◆ **Work to complete**:
Retype the listing exactly. Leave out the images.

══ Source information

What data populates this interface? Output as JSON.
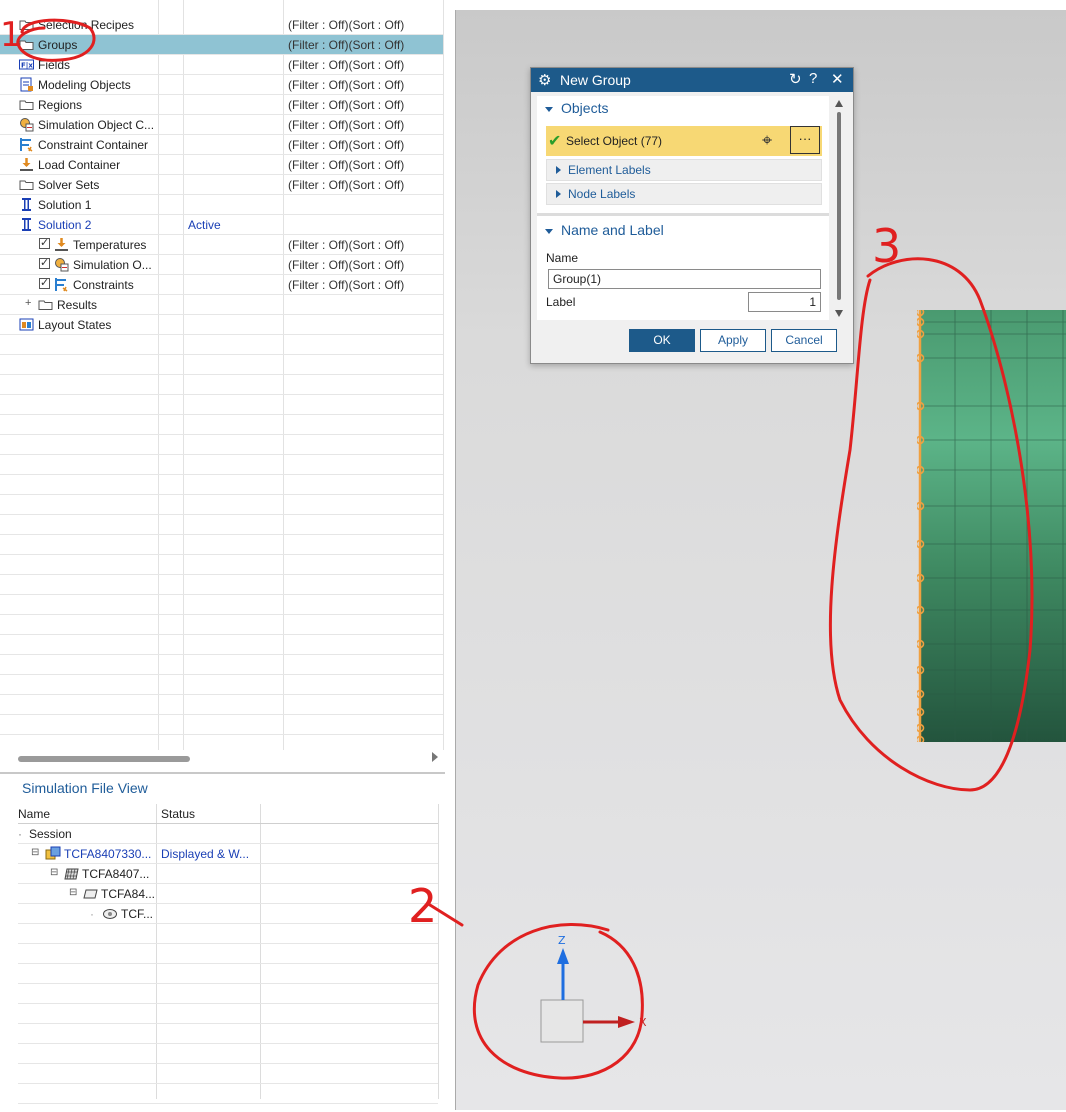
{
  "navigator": {
    "rows": [
      {
        "name": "Selection Recipes",
        "state": "",
        "filter": "(Filter : Off)(Sort : Off)"
      },
      {
        "name": "Groups",
        "state": "",
        "filter": "(Filter : Off)(Sort : Off)"
      },
      {
        "name": "Fields",
        "state": "",
        "filter": "(Filter : Off)(Sort : Off)"
      },
      {
        "name": "Modeling Objects",
        "state": "",
        "filter": "(Filter : Off)(Sort : Off)"
      },
      {
        "name": "Regions",
        "state": "",
        "filter": "(Filter : Off)(Sort : Off)"
      },
      {
        "name": "Simulation Object C...",
        "state": "",
        "filter": "(Filter : Off)(Sort : Off)"
      },
      {
        "name": "Constraint Container",
        "state": "",
        "filter": "(Filter : Off)(Sort : Off)"
      },
      {
        "name": "Load Container",
        "state": "",
        "filter": "(Filter : Off)(Sort : Off)"
      },
      {
        "name": "Solver Sets",
        "state": "",
        "filter": "(Filter : Off)(Sort : Off)"
      },
      {
        "name": "Solution 1",
        "state": "",
        "filter": ""
      },
      {
        "name": "Solution 2",
        "state": "Active",
        "filter": ""
      },
      {
        "name": "Temperatures",
        "state": "",
        "filter": "(Filter : Off)(Sort : Off)"
      },
      {
        "name": "Simulation O...",
        "state": "",
        "filter": "(Filter : Off)(Sort : Off)"
      },
      {
        "name": "Constraints",
        "state": "",
        "filter": "(Filter : Off)(Sort : Off)"
      },
      {
        "name": "Results",
        "state": "",
        "filter": ""
      },
      {
        "name": "Layout States",
        "state": "",
        "filter": ""
      }
    ]
  },
  "sim_file_view": {
    "title": "Simulation File View",
    "columns": {
      "name": "Name",
      "status": "Status"
    },
    "rows": [
      {
        "name": "Session",
        "status": ""
      },
      {
        "name": "TCFA8407330...",
        "status": "Displayed & W..."
      },
      {
        "name": "TCFA8407...",
        "status": ""
      },
      {
        "name": "TCFA84...",
        "status": ""
      },
      {
        "name": "TCF...",
        "status": ""
      }
    ]
  },
  "dialog": {
    "title": "New Group",
    "objects_header": "Objects",
    "select_object": "Select Object (77)",
    "more_label": "···",
    "element_labels": "Element Labels",
    "node_labels": "Node Labels",
    "name_label_header": "Name and Label",
    "name_label": "Name",
    "name_value": "Group(1)",
    "label_label": "Label",
    "label_value": "1",
    "ok": "OK",
    "apply": "Apply",
    "cancel": "Cancel",
    "reset_icon": "↻",
    "help_icon": "?",
    "close_icon": "✕"
  },
  "triad": {
    "z_label": "Z",
    "x_label": "X"
  },
  "annotations": {
    "one": "1",
    "two": "2",
    "three": "3"
  },
  "colors": {
    "accent": "#1d5a8a",
    "selection": "#8fc3d3",
    "highlight": "#f7d874",
    "mesh": "#4f9e74",
    "node": "#f0a040",
    "annotation": "#e02020"
  }
}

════

◆ **Result of the task**:
What data populates this interface? Output as JSON.
{
  "navigator": {
    "rows": [
      {
        "name": "Selection Recipes",
        "state": "",
        "filter": "(Filter : Off)(Sort : Off)"
      },
      {
        "name": "Groups",
        "state": "",
        "filter": "(Filter : Off)(Sort : Off)"
      },
      {
        "name": "Fields",
        "state": "",
        "filter": "(Filter : Off)(Sort : Off)"
      },
      {
        "name": "Modeling Objects",
        "state": "",
        "filter": "(Filter : Off)(Sort : Off)"
      },
      {
        "name": "Regions",
        "state": "",
        "filter": "(Filter : Off)(Sort : Off)"
      },
      {
        "name": "Simulation Object C...",
        "state": "",
        "filter": "(Filter : Off)(Sort : Off)"
      },
      {
        "name": "Constraint Container",
        "state": "",
        "filter": "(Filter : Off)(Sort : Off)"
      },
      {
        "name": "Load Container",
        "state": "",
        "filter": "(Filter : Off)(Sort : Off)"
      },
      {
        "name": "Solver Sets",
        "state": "",
        "filter": "(Filter : Off)(Sort : Off)"
      },
      {
        "name": "Solution 1",
        "state": "",
        "filter": ""
      },
      {
        "name": "Solution 2",
        "state": "Active",
        "filter": ""
      },
      {
        "name": "Temperatures",
        "state": "",
        "filter": "(Filter : Off)(Sort : Off)"
      },
      {
        "name": "Simulation O...",
        "state": "",
        "filter": "(Filter : Off)(Sort : Off)"
      },
      {
        "name": "Constraints",
        "state": "",
        "filter": "(Filter : Off)(Sort : Off)"
      },
      {
        "name": "Results",
        "state": "",
        "filter": ""
      },
      {
        "name": "Layout States",
        "state": "",
        "filter": ""
      }
    ]
  },
  "sim_file_view": {
    "title": "Simulation File View",
    "columns": {
      "name": "Name",
      "status": "Status"
    },
    "rows": [
      {
        "name": "Session",
        "status": ""
      },
      {
        "name": "TCFA8407330...",
        "status": "Displayed & W..."
      },
      {
        "name": "TCFA8407...",
        "status": ""
      },
      {
        "name": "TCFA84...",
        "status": ""
      },
      {
        "name": "TCF...",
        "status": ""
      }
    ]
  },
  "dialog": {
    "title": "New Group",
    "objects_header": "Objects",
    "select_object": "Select Object (77)",
    "more_label": "···",
    "element_labels": "Element Labels",
    "node_labels": "Node Labels",
    "name_label_header": "Name and Label",
    "name_label": "Name",
    "name_value": "Group(1)",
    "label_label": "Label",
    "label_value": "1",
    "ok": "OK",
    "apply": "Apply",
    "cancel": "Cancel",
    "reset_icon": "↻",
    "help_icon": "?",
    "close_icon": "✕"
  },
  "triad": {
    "z_label": "Z",
    "x_label": "X"
  },
  "annotations": {
    "one": "1",
    "two": "2",
    "three": "3"
  },
  "colors": {
    "accent": "#1d5a8a",
    "selection": "#8fc3d3",
    "highlight": "#f7d874",
    "mesh": "#4f9e74",
    "node": "#f0a040",
    "annotation": "#e02020"
  }
}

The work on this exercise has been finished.